- Activity:
Copy every line of the data in which the word "title" occurs.

○ ○ ○ ○

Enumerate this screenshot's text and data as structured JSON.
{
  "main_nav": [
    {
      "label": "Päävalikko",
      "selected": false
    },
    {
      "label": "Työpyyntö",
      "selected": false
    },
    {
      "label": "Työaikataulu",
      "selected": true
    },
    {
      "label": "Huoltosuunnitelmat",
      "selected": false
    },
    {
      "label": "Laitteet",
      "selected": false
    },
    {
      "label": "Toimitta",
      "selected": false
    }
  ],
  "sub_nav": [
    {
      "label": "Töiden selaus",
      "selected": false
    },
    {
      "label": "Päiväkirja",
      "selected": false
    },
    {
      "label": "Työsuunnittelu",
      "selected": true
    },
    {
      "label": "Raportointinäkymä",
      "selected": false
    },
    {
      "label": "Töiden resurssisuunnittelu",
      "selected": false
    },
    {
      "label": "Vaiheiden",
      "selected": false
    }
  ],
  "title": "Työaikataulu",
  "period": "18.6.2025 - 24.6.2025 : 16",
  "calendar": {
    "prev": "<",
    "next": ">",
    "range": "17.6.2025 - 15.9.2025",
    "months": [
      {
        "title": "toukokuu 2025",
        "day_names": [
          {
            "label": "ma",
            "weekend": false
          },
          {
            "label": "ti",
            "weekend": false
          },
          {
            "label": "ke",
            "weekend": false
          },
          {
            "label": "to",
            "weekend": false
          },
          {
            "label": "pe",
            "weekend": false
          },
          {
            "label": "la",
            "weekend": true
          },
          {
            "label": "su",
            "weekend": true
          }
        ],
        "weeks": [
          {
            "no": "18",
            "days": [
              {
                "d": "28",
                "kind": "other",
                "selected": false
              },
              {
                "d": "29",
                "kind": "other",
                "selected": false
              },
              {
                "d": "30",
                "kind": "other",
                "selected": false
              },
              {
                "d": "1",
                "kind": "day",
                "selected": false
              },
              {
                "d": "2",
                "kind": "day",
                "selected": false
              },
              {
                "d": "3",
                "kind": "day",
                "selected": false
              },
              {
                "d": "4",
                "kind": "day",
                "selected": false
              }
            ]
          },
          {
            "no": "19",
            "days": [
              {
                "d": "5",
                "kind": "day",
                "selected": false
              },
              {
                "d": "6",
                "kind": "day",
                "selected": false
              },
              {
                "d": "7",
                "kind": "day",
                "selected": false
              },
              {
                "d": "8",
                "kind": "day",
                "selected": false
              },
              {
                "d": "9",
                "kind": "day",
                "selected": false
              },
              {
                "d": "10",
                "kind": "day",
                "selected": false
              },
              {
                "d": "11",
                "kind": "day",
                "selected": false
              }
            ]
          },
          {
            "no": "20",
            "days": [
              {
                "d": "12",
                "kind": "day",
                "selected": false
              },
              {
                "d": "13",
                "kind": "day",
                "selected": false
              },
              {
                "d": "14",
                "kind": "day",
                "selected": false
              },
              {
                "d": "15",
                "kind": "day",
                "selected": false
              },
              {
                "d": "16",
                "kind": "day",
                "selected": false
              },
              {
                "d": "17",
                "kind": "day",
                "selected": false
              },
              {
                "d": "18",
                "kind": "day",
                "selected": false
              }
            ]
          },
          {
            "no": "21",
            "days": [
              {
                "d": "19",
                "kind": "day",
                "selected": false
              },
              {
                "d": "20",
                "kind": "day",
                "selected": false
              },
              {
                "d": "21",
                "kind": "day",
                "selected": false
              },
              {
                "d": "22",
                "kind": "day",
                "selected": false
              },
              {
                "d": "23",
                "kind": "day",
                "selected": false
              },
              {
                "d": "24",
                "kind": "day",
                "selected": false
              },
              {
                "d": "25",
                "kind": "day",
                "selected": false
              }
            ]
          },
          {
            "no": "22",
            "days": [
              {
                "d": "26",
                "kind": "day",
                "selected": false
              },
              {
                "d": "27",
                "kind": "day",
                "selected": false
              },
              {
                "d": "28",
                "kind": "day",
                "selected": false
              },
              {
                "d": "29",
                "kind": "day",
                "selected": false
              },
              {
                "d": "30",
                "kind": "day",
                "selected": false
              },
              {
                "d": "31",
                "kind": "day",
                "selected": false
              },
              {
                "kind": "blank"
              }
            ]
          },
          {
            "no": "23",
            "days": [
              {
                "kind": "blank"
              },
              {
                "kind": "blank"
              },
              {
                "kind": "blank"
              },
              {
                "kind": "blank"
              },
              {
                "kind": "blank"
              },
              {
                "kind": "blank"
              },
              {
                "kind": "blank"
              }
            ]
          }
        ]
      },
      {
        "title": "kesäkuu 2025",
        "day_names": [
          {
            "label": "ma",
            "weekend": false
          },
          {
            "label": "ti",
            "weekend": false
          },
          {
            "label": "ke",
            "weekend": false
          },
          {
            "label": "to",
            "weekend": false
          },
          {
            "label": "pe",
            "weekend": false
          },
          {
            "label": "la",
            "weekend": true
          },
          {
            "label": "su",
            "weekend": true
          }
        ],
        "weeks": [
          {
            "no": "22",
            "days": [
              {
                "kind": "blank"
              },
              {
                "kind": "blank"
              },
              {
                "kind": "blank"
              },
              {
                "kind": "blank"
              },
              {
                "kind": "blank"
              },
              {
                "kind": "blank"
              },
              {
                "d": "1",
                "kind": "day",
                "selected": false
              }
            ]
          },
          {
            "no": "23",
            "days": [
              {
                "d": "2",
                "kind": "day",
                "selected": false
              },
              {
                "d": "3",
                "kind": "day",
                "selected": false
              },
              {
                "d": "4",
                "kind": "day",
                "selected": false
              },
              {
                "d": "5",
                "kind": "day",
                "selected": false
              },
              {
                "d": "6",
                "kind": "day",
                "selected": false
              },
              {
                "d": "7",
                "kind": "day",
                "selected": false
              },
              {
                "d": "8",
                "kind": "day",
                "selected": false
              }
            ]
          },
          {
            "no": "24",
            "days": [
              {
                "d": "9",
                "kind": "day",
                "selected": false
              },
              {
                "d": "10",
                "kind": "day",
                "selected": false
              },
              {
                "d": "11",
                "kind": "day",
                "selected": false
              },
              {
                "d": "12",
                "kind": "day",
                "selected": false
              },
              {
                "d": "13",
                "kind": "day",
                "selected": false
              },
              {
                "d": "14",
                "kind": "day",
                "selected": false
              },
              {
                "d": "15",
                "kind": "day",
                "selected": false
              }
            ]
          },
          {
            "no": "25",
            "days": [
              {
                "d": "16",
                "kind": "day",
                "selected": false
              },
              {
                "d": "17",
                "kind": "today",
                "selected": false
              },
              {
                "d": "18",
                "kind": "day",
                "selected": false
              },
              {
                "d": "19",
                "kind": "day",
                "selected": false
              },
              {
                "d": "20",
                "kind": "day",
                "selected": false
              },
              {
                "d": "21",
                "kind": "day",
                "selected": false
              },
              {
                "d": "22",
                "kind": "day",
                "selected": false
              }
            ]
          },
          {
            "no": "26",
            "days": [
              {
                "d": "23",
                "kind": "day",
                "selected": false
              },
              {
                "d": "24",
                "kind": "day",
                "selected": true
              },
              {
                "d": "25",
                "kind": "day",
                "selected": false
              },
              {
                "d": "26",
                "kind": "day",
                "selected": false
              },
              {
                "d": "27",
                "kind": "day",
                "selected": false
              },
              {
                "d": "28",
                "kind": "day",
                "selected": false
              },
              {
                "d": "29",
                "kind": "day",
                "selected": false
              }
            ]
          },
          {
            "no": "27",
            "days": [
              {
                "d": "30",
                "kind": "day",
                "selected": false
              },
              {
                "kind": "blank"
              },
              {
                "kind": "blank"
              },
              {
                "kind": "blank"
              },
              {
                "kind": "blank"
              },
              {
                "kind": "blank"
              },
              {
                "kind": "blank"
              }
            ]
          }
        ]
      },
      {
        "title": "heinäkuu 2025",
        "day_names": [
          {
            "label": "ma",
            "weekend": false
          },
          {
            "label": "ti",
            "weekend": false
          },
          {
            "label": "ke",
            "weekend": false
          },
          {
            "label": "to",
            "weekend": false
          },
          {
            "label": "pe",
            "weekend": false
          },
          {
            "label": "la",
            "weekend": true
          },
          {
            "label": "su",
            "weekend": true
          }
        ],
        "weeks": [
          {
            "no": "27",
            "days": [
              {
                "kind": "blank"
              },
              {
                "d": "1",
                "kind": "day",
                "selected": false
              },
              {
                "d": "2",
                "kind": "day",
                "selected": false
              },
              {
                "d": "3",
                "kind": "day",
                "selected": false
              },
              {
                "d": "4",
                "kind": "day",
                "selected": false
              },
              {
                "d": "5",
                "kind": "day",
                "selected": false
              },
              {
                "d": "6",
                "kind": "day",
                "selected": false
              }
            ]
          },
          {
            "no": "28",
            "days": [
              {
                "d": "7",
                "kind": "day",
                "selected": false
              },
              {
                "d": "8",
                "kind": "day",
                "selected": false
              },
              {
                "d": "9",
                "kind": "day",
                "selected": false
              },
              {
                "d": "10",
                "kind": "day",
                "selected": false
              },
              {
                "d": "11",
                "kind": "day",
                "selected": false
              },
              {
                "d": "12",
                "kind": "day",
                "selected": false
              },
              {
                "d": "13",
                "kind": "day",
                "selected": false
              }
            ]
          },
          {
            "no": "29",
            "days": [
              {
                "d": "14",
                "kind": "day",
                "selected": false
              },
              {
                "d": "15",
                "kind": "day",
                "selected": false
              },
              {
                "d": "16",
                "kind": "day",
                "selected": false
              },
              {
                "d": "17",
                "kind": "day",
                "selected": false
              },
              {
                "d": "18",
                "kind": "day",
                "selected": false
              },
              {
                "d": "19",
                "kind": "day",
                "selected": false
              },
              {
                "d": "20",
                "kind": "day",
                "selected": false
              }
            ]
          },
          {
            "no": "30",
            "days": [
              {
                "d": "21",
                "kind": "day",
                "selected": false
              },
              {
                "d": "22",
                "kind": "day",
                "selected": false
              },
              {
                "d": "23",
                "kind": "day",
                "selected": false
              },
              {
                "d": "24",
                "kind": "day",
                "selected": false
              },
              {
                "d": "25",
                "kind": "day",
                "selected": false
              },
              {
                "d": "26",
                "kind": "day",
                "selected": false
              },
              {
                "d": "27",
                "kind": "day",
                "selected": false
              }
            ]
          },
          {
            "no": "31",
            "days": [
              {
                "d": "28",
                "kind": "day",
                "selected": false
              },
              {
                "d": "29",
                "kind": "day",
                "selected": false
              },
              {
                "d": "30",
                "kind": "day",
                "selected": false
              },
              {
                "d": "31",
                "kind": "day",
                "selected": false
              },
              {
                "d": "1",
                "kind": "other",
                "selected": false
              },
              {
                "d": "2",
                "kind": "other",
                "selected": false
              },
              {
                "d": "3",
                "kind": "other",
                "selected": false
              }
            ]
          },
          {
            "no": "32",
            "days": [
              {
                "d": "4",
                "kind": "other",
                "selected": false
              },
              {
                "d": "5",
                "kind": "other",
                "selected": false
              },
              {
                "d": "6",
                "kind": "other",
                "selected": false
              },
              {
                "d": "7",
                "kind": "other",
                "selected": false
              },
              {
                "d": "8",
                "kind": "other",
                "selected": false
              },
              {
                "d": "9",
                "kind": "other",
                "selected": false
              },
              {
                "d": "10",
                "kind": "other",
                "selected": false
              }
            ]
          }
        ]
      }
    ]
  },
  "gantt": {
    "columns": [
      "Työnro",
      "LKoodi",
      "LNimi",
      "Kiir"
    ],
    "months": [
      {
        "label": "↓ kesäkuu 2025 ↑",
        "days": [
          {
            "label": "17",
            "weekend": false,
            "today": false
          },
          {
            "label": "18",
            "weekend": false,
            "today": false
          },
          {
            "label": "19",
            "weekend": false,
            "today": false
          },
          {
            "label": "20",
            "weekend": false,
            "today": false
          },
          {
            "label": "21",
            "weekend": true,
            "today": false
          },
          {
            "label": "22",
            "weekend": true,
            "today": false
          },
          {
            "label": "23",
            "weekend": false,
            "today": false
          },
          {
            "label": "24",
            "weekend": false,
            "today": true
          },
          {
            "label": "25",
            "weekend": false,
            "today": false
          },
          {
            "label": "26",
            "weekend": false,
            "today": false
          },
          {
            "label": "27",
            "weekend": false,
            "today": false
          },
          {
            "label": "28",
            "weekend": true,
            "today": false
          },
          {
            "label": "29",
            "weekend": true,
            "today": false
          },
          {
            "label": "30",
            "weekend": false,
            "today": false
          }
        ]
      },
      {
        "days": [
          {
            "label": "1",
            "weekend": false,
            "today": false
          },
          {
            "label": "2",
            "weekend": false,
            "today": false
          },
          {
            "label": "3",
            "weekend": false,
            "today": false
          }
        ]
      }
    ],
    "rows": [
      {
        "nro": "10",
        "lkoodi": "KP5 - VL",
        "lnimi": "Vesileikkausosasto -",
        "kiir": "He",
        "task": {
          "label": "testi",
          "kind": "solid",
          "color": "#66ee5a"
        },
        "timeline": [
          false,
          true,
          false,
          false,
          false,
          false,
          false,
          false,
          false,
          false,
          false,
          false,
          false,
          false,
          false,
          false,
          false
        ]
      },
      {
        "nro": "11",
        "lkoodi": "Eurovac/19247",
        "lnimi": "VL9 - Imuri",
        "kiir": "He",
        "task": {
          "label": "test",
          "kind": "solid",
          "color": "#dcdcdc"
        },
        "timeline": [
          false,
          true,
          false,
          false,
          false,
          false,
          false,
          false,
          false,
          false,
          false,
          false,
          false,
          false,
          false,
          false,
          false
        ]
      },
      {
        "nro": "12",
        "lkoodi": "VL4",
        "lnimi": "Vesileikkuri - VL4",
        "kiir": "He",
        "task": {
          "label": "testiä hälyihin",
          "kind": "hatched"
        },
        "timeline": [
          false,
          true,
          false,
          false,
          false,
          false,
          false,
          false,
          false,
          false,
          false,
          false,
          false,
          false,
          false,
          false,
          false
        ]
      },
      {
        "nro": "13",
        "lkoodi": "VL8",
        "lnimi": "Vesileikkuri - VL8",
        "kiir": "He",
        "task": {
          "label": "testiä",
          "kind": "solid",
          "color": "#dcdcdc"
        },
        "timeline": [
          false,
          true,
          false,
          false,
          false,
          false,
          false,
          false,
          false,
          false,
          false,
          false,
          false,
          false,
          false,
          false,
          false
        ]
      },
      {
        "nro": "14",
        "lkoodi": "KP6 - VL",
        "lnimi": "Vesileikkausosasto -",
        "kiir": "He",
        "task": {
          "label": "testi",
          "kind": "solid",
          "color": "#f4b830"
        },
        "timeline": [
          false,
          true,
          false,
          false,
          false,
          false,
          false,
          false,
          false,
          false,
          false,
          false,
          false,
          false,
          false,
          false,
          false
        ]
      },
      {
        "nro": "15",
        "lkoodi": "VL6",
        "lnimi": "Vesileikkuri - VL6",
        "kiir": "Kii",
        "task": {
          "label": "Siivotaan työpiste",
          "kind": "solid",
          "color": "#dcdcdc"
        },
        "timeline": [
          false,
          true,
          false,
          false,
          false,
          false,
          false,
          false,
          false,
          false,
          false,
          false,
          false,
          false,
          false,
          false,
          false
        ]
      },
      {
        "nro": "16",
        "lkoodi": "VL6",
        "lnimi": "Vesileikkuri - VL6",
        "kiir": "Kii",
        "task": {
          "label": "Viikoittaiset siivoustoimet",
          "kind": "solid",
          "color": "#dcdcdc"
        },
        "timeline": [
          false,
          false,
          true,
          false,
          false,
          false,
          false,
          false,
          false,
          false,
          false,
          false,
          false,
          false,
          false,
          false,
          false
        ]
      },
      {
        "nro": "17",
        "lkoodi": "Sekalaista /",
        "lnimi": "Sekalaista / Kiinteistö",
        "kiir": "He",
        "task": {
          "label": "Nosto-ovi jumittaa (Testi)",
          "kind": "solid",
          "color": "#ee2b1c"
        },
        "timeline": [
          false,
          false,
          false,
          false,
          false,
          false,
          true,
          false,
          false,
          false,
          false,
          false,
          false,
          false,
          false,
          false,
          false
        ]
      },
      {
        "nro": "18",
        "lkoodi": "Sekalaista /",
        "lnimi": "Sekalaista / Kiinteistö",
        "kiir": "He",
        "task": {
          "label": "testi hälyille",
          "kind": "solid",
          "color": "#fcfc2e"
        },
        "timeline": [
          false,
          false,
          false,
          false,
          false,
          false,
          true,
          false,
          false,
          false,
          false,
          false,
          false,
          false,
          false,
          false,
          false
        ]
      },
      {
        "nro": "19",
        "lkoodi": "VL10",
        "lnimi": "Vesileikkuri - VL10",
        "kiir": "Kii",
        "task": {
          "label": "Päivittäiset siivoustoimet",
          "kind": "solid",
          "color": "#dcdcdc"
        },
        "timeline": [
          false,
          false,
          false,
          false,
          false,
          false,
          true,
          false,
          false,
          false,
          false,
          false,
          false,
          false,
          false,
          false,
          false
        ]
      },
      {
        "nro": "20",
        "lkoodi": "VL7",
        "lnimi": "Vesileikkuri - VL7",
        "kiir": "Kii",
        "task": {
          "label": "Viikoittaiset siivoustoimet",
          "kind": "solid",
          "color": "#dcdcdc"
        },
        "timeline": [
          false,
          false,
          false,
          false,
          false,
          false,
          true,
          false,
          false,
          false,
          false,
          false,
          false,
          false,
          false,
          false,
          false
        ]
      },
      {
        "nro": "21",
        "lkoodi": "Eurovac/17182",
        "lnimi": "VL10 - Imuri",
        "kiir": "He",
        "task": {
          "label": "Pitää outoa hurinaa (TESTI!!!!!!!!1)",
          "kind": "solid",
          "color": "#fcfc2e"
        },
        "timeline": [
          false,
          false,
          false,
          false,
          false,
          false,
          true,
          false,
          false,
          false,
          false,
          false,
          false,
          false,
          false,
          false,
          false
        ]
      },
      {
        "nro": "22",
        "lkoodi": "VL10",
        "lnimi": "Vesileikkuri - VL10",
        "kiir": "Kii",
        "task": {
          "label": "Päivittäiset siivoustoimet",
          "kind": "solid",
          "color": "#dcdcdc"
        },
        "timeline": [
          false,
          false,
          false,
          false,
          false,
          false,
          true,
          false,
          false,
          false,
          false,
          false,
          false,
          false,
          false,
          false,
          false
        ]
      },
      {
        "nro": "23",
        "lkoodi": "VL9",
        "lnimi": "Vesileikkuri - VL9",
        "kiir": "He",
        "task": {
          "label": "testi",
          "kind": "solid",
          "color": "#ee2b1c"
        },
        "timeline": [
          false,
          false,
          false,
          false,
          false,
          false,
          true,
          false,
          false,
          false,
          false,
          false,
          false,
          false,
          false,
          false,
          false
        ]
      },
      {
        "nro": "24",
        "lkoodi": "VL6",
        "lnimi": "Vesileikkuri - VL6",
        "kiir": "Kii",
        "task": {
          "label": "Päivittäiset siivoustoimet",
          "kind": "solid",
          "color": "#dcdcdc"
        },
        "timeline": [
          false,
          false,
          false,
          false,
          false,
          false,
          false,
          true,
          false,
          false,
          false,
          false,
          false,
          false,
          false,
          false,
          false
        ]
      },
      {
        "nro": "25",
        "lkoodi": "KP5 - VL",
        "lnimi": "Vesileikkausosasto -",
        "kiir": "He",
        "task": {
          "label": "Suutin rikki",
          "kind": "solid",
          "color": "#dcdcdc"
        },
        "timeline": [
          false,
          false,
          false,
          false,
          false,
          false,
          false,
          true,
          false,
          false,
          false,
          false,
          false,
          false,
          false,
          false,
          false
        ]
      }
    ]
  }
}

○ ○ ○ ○

- Result of this exercise:
  "title": "Työaikataulu",
        "title": "toukokuu 2025",
        "title": "kesäkuu 2025",
        "title": "heinäkuu 2025",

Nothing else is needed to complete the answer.